● **WHAT IS REQUIRED**:
Your task is to gather the lines below that hold the string "name".

━━━ EXERCISE MATERIAL ━━━

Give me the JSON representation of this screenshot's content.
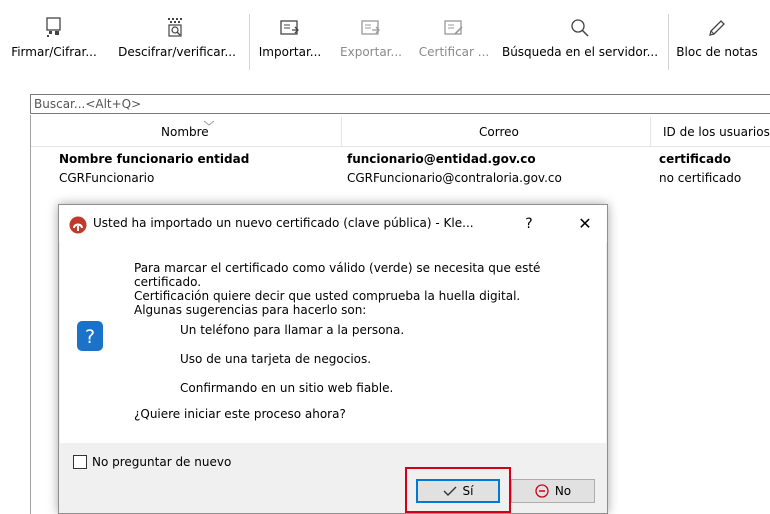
{
  "toolbar": {
    "sign_encrypt": "Firmar/Cifrar...",
    "decrypt_verify": "Descifrar/verificar...",
    "import": "Importar...",
    "export": "Exportar...",
    "certify": "Certificar ...",
    "server_search": "Búsqueda en el servidor...",
    "notepad": "Bloc de notas"
  },
  "search": {
    "placeholder": "Buscar...<Alt+Q>"
  },
  "table": {
    "columns": [
      "Nombre",
      "Correo",
      "ID de los usuarios"
    ],
    "rows": [
      {
        "name": "Nombre funcionario entidad",
        "email": "funcionario@entidad.gov.co",
        "uid": "certificado"
      },
      {
        "name": "CGRFuncionario",
        "email": "CGRFuncionario@contraloria.gov.co",
        "uid": "no certificado"
      }
    ]
  },
  "dialog": {
    "title": "Usted ha importado un nuevo certificado (clave pública) - Kle...",
    "help": "?",
    "close": "✕",
    "message_lines": [
      "Para marcar el certificado como válido (verde) se necesita que esté certificado.",
      "Certificación quiere decir que usted comprueba la huella digital.",
      "Algunas sugerencias para hacerlo son:"
    ],
    "suggestions": [
      "Un teléfono para llamar a la persona.",
      "Uso de una tarjeta de negocios.",
      "Confirmando en un sitio web fiable."
    ],
    "question": "¿Quiere iniciar este proceso ahora?",
    "dont_ask": "No preguntar de nuevo",
    "yes": "Sí",
    "no": "No"
  },
  "colors": {
    "highlight_frame": "#d0021b",
    "default_button_border": "#0078d7",
    "question_icon": "#1a73c9",
    "app_icon": "#c0392b"
  }
}
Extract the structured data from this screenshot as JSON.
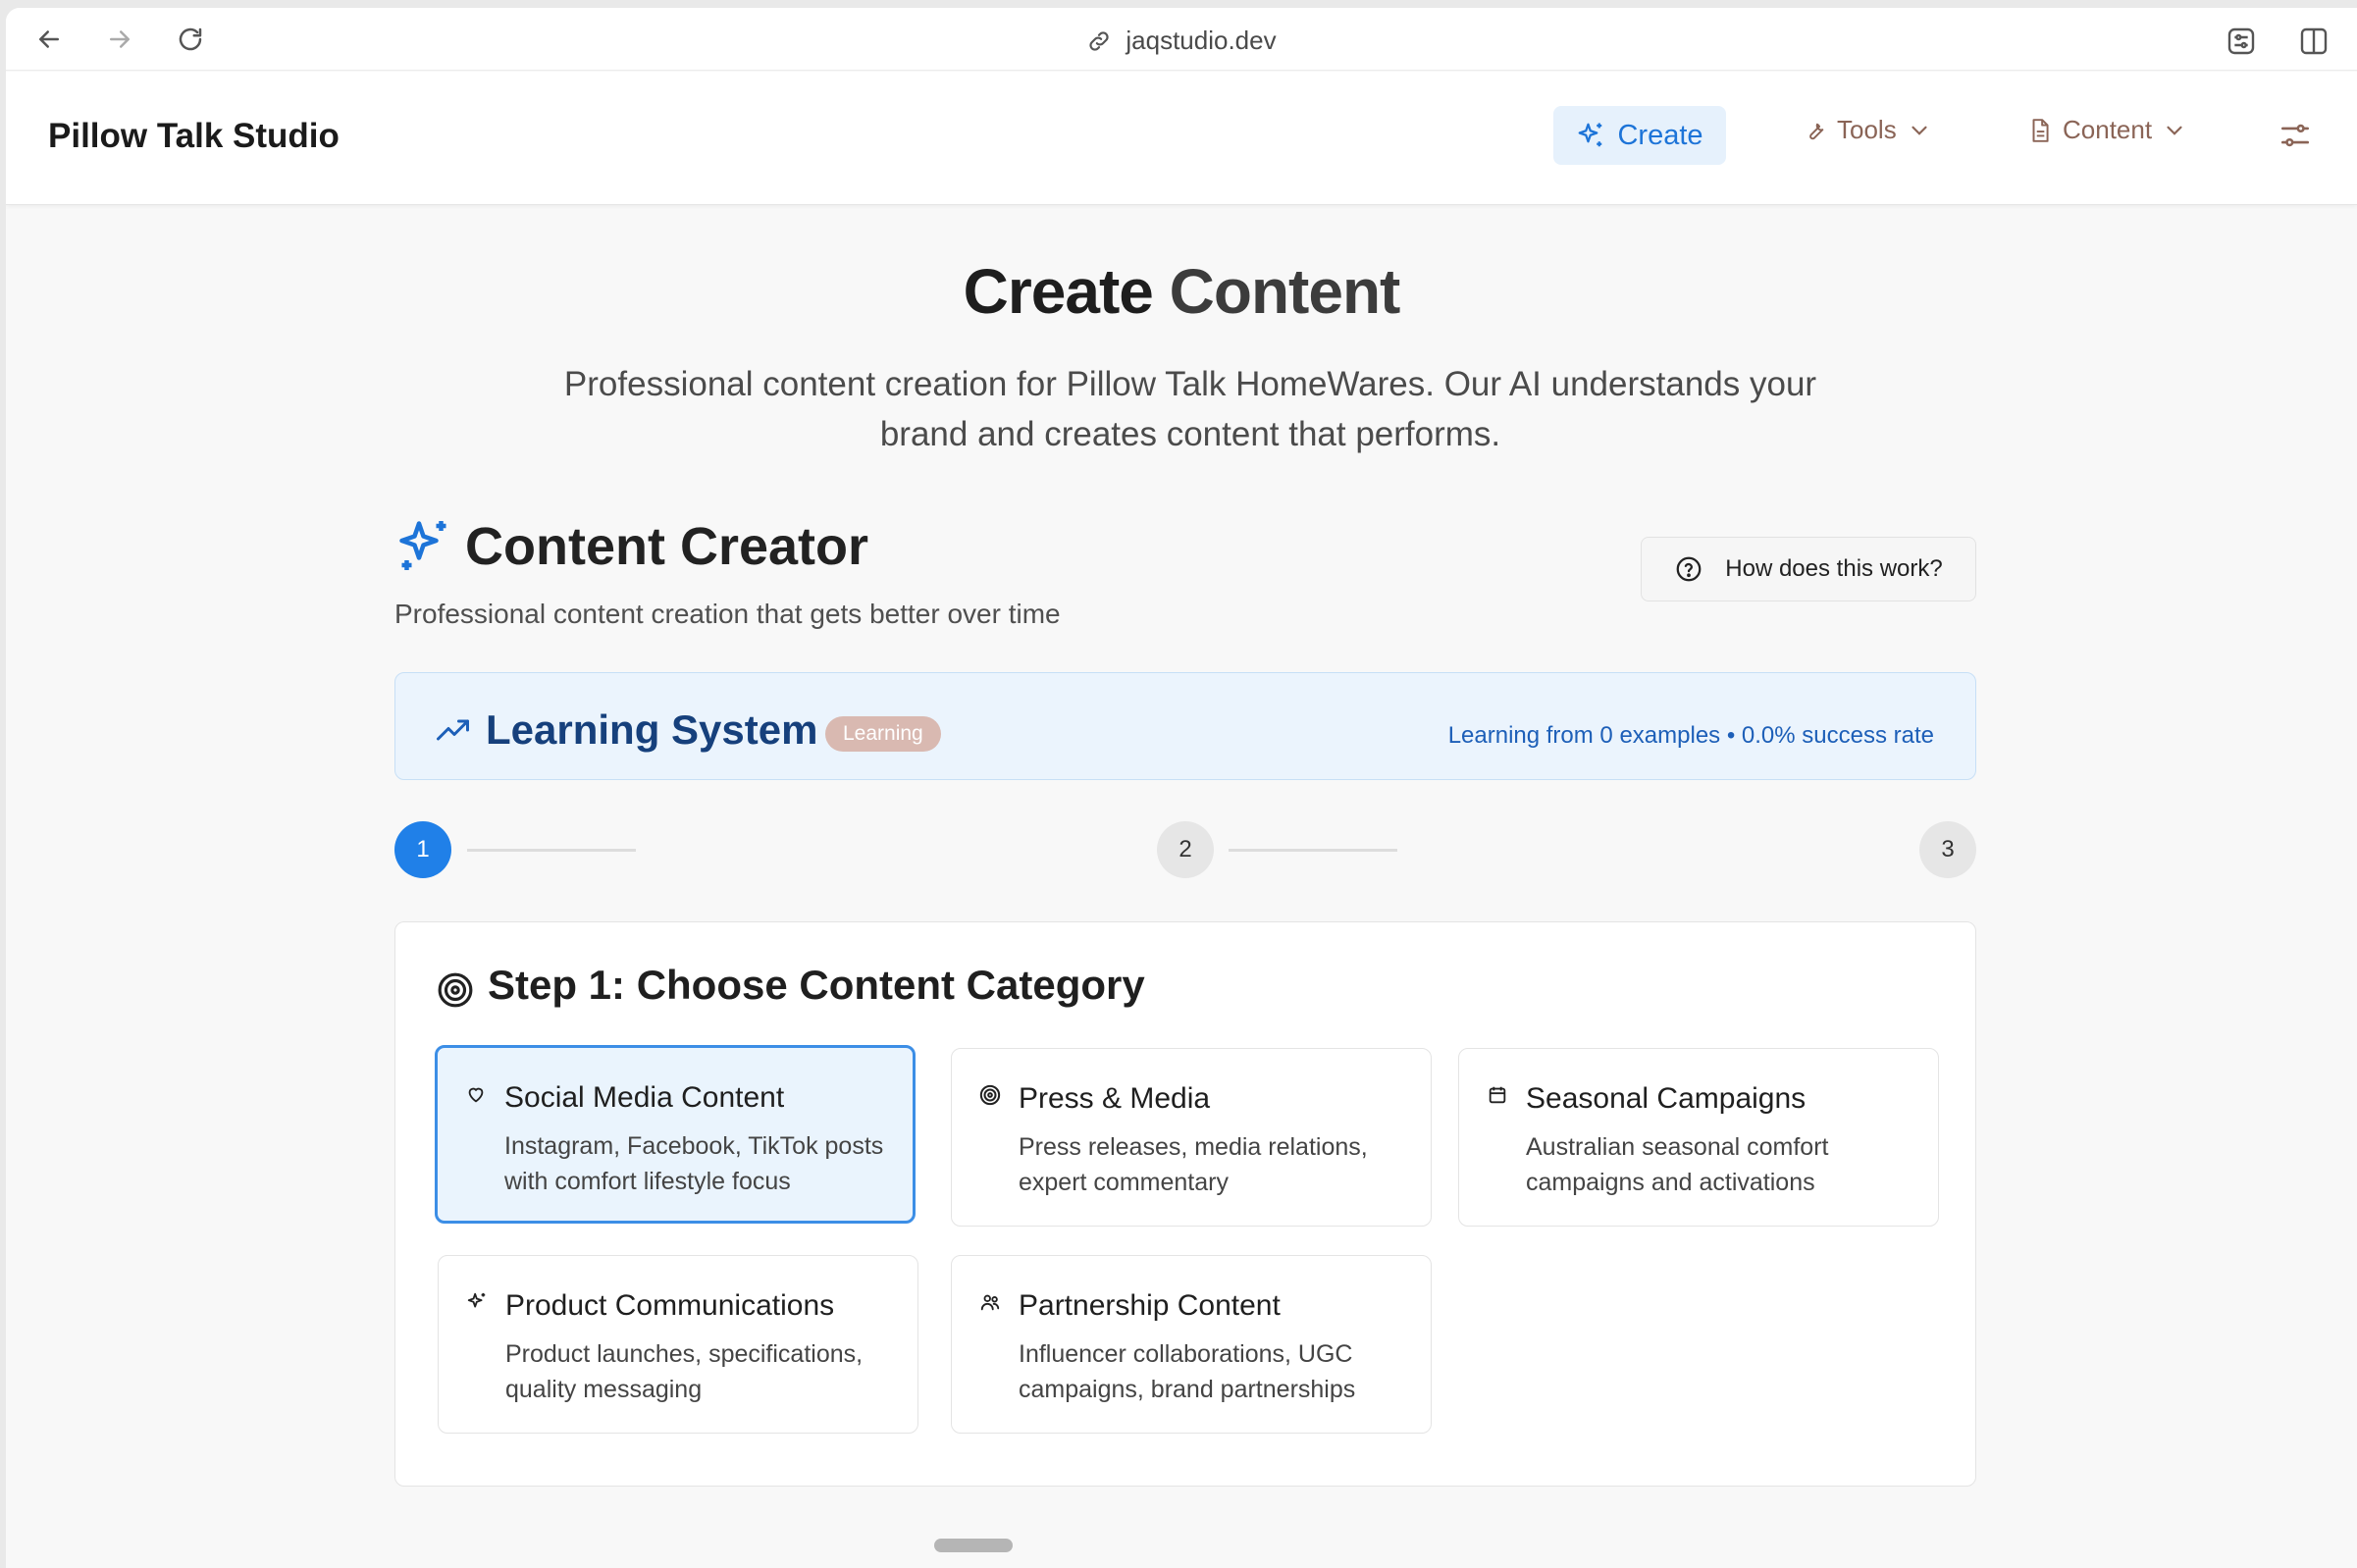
{
  "browser": {
    "url": "jaqstudio.dev",
    "back_icon": "arrow-left-icon",
    "forward_icon": "arrow-right-icon",
    "reload_icon": "reload-icon"
  },
  "header": {
    "brand": "Pillow Talk Studio",
    "nav": {
      "create": "Create",
      "tools": "Tools",
      "content": "Content"
    }
  },
  "hero": {
    "title_part1": "Create",
    "title_part2": "Content",
    "subtitle": "Professional content creation for Pillow Talk HomeWares. Our AI understands your brand and creates content that performs."
  },
  "creator": {
    "title": "Content Creator",
    "subtitle": "Professional content creation that gets better over time",
    "help_button": "How does this work?"
  },
  "learning": {
    "title": "Learning System",
    "badge": "Learning",
    "stats": "Learning from 0 examples • 0.0% success rate"
  },
  "stepper": {
    "steps": [
      "1",
      "2",
      "3"
    ],
    "current": 1
  },
  "category_step": {
    "title": "Step 1: Choose Content Category",
    "options": [
      {
        "title": "Social Media Content",
        "desc": "Instagram, Facebook, TikTok posts with comfort lifestyle focus",
        "icon": "heart-icon",
        "selected": true
      },
      {
        "title": "Press & Media",
        "desc": "Press releases, media relations, expert commentary",
        "icon": "target-icon",
        "selected": false
      },
      {
        "title": "Seasonal Campaigns",
        "desc": "Australian seasonal comfort campaigns and activations",
        "icon": "calendar-icon",
        "selected": false
      },
      {
        "title": "Product Communications",
        "desc": "Product launches, specifications, quality messaging",
        "icon": "sparkles-icon",
        "selected": false
      },
      {
        "title": "Partnership Content",
        "desc": "Influencer collaborations, UGC campaigns, brand partnerships",
        "icon": "users-icon",
        "selected": false
      }
    ]
  },
  "colors": {
    "accent": "#2080e8",
    "brand_nav": "#8a6456",
    "learning_title": "#16407c"
  }
}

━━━

● **RESPONSE**:
        "name": "Nombre funcionario entidad",
        "name": "CGRFuncionario",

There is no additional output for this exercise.